Very Good!
I agree you ideas!
I come from openSUSE.
I feel also there are some bad ideas in Ubuntu incuding the runlevels issue.

I applaud your work. I do agree coming from years of SysV usage myself runlevels are not used as intended in Ubuntu. However, it is my understanding that the runlevel "crutch" in upstart is more a helper for old sysv apps to ease the transition from a runlevel, sysv based init system to an event based system. Perhaps I misunderstood though?

Hi, Thanks for your explanation and fix of ubuntu runlevels. I recently put up a web page on this same subject at and mention and include links to your page. I wanted to make sure this is OK with you and give you an opportunity to comment.

Thanks again.

Larry W

Hi Larry,

Nice job and thanks for the props.


rc-default exits with status 1. Fouled my system up so thoroughly I decided to reinstall rather than try getting it back to the way it was.

Guys, check this out, is in spanish but solves the problem in Ubuntu 9.10


> Guys, check this out, is in spanish but solves the problem in Ubuntu 9.10


God! It was it! Thank you!

I'll translate the "quick" way:

      sudo vi /etc/default/grub

      GRUB_CMDLINE_LINUX_DEFAULT=”quiet splash“
and change it, being left like this:
      GRUB_CMDLINE_LINUX_DEFAULT=”quiet splash text“

      sudo update-grub

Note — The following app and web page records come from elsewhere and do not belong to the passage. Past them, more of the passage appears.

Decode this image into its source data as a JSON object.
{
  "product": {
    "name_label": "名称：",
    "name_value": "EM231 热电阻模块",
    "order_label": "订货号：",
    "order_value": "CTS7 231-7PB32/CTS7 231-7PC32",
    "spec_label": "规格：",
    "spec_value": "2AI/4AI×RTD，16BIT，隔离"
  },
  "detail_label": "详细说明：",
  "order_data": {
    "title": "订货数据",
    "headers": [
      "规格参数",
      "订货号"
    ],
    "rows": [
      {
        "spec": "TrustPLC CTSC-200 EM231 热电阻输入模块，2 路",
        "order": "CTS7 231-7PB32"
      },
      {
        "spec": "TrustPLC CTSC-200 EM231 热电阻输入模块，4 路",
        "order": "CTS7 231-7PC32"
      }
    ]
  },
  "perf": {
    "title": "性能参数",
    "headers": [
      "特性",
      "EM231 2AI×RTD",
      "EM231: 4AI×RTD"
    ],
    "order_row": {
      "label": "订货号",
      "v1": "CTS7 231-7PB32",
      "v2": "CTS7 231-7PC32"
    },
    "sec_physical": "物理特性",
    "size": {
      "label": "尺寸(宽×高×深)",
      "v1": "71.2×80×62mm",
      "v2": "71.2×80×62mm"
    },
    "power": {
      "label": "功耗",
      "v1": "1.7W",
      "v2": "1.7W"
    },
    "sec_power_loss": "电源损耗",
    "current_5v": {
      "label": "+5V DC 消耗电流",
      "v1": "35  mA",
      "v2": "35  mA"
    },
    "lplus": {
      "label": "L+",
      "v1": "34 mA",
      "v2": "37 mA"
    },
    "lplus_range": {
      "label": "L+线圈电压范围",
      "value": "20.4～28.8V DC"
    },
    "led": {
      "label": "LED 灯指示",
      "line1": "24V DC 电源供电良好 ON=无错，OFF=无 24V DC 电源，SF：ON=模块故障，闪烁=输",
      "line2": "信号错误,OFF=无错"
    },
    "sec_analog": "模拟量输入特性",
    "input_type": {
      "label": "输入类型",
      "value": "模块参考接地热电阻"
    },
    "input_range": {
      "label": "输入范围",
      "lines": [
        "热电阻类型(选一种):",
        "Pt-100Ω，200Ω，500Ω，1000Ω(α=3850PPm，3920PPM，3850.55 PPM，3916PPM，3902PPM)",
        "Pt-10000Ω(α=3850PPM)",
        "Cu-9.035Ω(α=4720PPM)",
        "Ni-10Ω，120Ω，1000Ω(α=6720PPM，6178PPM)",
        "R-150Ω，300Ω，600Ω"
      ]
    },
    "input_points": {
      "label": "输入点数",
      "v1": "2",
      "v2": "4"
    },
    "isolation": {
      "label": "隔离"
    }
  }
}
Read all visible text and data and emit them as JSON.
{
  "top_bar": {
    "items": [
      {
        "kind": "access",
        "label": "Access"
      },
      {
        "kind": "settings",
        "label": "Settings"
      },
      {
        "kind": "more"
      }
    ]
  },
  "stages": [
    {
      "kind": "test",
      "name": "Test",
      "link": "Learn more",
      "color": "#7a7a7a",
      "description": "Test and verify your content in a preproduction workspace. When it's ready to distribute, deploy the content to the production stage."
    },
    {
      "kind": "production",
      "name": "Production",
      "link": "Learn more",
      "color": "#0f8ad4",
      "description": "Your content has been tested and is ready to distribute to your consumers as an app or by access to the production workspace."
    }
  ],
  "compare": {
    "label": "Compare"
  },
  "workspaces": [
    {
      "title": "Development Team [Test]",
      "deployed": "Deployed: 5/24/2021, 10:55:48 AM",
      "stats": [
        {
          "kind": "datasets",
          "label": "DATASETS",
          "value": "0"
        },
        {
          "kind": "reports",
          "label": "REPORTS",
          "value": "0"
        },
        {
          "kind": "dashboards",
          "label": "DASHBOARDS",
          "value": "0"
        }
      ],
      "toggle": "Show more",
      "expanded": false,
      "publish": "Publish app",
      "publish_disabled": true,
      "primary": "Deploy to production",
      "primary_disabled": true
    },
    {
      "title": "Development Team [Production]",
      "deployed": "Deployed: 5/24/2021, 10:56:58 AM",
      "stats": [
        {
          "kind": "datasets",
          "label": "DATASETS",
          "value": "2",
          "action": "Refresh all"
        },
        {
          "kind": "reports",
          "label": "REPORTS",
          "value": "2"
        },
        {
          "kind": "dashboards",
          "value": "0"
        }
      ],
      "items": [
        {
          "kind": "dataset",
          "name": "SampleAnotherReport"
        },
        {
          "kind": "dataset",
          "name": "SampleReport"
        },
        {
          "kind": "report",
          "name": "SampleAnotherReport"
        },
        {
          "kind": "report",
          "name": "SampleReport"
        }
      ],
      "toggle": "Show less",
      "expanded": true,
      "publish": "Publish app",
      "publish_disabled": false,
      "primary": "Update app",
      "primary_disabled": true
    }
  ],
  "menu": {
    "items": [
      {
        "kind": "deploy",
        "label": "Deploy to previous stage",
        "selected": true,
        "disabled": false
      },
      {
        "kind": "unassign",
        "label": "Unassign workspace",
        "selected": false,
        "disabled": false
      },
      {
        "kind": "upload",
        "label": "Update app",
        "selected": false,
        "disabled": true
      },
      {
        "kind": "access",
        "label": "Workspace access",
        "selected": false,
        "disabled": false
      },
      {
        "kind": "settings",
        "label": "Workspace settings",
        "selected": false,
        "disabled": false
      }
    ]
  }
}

Of course, if you find "vi" difficult you can use "nano" instead.

Later, if you want to go into the graphical mode, you can execute: